October 21, 2005

Phoenix, AZ ( — An Arizona county sheriff wants a ruling from a state appeals court on whether he can refuse to take inmates for elective abortions because he doesn’t want to involve taxpayer funds in the transportation process. His request comes shortly after the Supreme Court upheld a ruling allowing a Missouri inmate to get an abortion.

Maricopa County Sheriff Joe Arpaio on Wednesday said he plans to ask a state appellate court to consider whether state law prohibiting taxpayer-funded abortions also applies to providing transportation and security for an inmate to leave prison to get one.

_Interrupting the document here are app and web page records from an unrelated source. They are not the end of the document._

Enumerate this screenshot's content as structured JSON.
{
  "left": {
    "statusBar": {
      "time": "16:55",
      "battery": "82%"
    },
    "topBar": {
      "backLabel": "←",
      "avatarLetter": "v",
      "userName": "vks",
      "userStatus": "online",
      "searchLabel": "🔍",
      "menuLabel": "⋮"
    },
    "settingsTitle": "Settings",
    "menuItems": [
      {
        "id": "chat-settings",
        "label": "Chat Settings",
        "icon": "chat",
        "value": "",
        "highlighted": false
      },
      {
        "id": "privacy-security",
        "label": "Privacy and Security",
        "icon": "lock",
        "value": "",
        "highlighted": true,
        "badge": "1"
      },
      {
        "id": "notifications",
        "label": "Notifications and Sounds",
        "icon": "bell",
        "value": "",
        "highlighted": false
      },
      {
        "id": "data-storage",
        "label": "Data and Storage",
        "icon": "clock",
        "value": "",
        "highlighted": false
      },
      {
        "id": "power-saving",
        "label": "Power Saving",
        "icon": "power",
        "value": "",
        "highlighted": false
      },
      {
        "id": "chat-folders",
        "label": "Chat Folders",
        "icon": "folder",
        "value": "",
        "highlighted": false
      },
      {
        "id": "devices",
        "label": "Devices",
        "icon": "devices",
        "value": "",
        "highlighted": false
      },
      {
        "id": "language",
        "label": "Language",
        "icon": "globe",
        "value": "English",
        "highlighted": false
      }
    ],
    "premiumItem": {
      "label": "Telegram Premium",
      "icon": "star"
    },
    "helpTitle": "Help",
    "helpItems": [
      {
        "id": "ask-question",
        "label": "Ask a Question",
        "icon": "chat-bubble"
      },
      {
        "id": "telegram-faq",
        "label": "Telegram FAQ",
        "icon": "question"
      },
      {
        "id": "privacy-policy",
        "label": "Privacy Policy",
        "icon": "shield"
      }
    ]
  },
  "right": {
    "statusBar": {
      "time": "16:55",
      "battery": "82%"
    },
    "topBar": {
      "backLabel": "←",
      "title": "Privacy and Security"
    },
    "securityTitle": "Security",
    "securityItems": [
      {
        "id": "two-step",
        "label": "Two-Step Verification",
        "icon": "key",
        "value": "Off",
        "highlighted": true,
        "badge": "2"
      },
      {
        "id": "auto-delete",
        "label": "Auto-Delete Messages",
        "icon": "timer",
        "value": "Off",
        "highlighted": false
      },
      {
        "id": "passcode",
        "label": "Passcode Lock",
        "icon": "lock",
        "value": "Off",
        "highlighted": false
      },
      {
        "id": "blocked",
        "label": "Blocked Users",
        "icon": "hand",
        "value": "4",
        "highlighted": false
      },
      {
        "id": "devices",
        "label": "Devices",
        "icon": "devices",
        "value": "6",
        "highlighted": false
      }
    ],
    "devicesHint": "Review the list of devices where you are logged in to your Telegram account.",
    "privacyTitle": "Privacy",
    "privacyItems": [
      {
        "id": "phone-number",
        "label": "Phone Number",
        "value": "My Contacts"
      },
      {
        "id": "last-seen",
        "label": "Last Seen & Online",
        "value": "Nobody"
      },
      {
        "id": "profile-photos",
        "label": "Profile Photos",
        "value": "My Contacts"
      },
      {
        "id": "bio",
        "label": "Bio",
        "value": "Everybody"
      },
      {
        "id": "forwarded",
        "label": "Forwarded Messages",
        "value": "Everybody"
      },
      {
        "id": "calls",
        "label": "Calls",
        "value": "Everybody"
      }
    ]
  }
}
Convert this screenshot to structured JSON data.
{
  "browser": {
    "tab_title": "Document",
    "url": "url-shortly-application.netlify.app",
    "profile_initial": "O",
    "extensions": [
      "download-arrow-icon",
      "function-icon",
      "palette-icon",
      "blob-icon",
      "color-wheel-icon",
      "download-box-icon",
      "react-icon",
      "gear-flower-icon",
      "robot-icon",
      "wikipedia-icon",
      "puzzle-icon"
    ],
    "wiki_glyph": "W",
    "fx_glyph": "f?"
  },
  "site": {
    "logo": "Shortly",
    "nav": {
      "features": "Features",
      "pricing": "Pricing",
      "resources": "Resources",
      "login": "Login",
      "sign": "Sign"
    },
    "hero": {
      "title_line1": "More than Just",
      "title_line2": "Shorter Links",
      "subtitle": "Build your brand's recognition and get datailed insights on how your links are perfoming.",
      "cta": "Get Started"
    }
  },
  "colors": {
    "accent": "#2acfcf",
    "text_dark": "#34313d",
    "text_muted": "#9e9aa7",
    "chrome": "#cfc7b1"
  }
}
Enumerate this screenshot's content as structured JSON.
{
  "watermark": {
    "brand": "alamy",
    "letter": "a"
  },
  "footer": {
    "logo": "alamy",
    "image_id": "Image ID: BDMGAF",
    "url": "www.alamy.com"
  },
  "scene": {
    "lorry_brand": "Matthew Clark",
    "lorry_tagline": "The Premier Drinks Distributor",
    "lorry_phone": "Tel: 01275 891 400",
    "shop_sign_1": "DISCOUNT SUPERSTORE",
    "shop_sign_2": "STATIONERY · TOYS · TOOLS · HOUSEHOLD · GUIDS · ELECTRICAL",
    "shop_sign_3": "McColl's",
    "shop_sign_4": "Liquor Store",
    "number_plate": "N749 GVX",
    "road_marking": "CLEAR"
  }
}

Current Arizona law prohibits paying for the abortion directly but says nothing about using taxpayer money to pay for helping a woman obtain an abortion.

In May 2004, Arpaio’s staff prohibited an unnamed inmate from obtaining an abortion and cited a county policy preventing them from taking her for one unless the abortion was medically necessary. After two unsuccessfl attempts, the woman received permission from a judge for the abortion.

The American Civil Liberties Union in October 2004 challenged the policy and Maricopa County Superior Court Judge Barry Schneider ruled this August that the policy placed an undue burden on a woman’s "right" to an abortion.

Arpaio told the Arizona Republic, ""We’re going to appeal this up to the state Supreme Court. And if I lose it all the way, I want to get it into the federal courts … and the [U.S.] Supreme Court."

However, the Supreme Court let stand on Monday a federal judge’s and appeals court decision allowing a Missouri inmate facing the same situation to have an abrotion.

Still, Special Assistant County Attorney Barnett Lotstein told the Republic newspaper that the case is a matter of defending state law and county policy.

"This is not an abortion issue as far as we’re concerned," he said, adding, "It’s a matter of enforcing the law as written by the Legislature."